··· SUPPLIED DATA

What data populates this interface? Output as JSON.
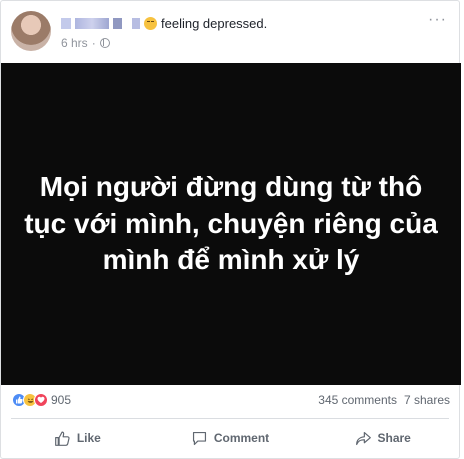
{
  "post": {
    "feeling": "feeling depressed.",
    "time": "6 hrs",
    "image_text": "Mọi người đừng dùng từ thô tục với mình, chuyện riêng của mình để mình xử lý"
  },
  "stats": {
    "reaction_count": "905",
    "comments": "345 comments",
    "shares": "7 shares"
  },
  "actions": {
    "like": "Like",
    "comment": "Comment",
    "share": "Share"
  },
  "icons": {
    "more": "more-options-icon",
    "privacy": "globe-icon",
    "feeling": "sad-face-icon"
  }
}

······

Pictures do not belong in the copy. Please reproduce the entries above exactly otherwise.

What data populates this interface? Output as JSON.
{
  "post": {
    "feeling": "feeling depressed.",
    "time": "6 hrs",
    "image_text": "Mọi người đừng dùng từ thô tục với mình, chuyện riêng của mình để mình xử lý"
  },
  "stats": {
    "reaction_count": "905",
    "comments": "345 comments",
    "shares": "7 shares"
  },
  "actions": {
    "like": "Like",
    "comment": "Comment",
    "share": "Share"
  },
  "icons": {
    "more": "more-options-icon",
    "privacy": "globe-icon",
    "feeling": "sad-face-icon"
  }
}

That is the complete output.